Information given: Begin
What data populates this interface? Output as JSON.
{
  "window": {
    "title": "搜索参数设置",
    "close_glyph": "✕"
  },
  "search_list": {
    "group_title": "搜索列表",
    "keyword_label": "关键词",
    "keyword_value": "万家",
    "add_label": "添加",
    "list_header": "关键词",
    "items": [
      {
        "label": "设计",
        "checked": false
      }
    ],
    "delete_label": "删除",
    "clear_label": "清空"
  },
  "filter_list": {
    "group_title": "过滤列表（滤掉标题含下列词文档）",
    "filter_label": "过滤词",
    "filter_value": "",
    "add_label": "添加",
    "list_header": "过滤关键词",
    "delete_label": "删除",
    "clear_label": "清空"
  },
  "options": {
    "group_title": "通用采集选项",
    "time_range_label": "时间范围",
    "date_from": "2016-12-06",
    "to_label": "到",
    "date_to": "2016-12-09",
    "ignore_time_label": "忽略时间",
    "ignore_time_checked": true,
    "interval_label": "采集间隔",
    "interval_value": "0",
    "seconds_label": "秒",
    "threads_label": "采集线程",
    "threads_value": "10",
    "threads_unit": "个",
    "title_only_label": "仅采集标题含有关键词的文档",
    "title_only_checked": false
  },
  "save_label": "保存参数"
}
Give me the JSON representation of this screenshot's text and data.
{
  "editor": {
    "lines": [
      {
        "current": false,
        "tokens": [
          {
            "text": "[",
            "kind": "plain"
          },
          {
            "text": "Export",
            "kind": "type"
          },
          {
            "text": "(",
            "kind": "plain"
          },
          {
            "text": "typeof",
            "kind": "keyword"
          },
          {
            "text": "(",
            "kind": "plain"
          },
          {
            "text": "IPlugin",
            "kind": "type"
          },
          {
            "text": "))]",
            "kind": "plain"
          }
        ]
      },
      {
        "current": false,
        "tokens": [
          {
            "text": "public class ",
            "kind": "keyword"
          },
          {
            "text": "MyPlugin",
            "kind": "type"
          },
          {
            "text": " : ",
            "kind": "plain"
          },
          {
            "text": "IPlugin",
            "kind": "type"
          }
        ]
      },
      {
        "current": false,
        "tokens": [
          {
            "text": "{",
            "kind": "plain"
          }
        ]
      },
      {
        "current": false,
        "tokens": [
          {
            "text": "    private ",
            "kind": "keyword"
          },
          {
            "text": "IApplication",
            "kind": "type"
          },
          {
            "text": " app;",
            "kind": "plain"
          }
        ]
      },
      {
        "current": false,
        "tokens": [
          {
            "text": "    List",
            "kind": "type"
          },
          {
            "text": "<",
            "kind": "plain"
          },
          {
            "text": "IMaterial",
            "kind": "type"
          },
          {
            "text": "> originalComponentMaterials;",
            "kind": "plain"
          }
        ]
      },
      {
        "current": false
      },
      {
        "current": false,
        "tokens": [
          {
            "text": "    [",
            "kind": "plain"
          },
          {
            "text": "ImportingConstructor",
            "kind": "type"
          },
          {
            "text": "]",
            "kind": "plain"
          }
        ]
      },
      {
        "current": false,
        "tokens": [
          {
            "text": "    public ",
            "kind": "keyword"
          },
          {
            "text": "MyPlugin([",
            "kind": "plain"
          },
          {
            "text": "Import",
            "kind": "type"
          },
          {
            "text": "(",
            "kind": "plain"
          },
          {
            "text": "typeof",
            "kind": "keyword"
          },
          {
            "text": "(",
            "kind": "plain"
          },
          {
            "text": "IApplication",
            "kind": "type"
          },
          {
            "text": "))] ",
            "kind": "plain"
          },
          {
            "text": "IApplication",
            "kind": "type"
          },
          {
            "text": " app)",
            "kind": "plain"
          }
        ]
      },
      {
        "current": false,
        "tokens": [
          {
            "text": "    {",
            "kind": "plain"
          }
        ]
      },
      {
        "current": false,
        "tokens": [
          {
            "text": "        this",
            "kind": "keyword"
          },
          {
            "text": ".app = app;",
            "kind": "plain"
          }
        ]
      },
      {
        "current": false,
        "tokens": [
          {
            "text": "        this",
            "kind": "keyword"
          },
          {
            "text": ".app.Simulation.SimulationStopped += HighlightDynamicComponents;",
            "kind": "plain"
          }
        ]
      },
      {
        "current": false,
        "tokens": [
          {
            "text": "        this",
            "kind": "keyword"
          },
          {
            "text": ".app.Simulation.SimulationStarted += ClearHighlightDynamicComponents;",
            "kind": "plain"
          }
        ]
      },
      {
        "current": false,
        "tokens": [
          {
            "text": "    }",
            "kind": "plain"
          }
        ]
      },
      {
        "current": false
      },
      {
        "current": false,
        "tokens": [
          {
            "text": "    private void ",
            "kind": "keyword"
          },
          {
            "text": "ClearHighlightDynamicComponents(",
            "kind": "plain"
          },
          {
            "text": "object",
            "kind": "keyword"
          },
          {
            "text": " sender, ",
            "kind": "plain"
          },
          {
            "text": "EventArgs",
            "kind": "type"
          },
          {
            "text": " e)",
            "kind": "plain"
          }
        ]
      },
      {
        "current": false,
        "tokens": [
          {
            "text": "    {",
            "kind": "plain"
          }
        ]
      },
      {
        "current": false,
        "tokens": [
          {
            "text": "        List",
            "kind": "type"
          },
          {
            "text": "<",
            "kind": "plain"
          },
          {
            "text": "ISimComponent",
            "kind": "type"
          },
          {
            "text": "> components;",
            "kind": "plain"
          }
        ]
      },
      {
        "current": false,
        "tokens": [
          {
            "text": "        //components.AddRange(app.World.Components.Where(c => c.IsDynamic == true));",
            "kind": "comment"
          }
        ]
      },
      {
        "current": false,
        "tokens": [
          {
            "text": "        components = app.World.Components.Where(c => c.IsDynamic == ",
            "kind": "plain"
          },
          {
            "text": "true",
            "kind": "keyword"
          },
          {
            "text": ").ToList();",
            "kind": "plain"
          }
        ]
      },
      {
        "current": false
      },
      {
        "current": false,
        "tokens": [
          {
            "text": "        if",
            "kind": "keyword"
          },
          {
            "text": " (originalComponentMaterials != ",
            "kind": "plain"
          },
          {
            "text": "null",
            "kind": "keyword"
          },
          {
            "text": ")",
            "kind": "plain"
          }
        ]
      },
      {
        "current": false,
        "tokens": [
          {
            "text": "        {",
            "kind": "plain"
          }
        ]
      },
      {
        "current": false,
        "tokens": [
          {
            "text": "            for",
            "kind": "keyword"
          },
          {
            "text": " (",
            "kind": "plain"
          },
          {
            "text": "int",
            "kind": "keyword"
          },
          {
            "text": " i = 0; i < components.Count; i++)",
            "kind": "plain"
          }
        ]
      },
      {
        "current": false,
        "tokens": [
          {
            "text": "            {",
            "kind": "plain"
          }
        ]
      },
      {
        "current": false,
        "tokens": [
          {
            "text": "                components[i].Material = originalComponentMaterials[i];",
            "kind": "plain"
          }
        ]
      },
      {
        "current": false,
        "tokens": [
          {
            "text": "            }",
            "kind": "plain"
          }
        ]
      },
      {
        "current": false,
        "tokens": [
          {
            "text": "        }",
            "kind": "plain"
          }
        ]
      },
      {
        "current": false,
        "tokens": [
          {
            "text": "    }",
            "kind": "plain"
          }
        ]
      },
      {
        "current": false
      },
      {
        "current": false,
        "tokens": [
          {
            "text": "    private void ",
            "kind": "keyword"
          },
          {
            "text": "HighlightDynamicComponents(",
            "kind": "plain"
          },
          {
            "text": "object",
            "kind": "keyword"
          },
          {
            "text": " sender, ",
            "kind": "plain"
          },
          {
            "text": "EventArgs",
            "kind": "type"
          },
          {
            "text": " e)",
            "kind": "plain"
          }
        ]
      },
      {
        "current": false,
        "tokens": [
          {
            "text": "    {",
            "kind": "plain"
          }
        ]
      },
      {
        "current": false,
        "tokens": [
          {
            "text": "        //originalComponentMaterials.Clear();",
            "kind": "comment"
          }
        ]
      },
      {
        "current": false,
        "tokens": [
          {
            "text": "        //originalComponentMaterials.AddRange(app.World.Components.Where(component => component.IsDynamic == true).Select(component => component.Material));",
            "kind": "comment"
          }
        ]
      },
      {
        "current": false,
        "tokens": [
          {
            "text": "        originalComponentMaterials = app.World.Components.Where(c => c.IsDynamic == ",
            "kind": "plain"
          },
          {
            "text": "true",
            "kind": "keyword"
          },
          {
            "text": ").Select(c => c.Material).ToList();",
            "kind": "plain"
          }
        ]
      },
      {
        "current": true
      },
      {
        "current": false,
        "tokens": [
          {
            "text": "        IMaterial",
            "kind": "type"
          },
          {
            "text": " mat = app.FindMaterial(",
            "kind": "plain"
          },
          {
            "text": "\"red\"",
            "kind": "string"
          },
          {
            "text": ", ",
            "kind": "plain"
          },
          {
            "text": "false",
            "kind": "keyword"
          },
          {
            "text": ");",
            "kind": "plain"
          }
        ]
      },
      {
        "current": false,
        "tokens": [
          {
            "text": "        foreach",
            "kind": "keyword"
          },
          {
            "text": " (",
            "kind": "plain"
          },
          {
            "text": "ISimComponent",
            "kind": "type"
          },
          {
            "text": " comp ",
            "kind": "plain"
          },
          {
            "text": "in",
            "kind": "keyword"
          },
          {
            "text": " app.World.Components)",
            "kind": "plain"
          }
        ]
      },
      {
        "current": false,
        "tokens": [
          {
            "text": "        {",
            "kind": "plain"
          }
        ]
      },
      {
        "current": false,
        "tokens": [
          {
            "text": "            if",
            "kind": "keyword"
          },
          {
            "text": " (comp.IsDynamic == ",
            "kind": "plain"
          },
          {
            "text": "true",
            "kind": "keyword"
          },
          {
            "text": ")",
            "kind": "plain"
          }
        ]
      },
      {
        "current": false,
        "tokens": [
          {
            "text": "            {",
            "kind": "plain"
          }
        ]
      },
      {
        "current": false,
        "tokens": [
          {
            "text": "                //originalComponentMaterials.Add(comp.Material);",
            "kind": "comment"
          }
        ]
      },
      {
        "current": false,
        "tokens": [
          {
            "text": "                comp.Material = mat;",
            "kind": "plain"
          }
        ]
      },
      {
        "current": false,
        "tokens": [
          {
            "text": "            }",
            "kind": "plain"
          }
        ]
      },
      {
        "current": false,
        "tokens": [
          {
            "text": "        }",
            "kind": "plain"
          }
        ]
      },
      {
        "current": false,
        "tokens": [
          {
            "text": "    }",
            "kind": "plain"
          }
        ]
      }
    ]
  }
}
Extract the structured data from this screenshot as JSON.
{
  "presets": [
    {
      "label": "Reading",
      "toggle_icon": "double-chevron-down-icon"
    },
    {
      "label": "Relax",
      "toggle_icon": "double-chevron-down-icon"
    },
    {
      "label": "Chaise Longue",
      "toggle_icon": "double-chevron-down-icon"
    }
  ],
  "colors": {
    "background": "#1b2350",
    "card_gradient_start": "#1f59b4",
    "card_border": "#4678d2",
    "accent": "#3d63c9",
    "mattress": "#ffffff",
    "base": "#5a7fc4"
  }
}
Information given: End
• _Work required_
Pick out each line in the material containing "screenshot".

• _Written answer_
Give me the JSON representation of this screenshot's text and data.
Extract the structured data from this screenshot as JSON.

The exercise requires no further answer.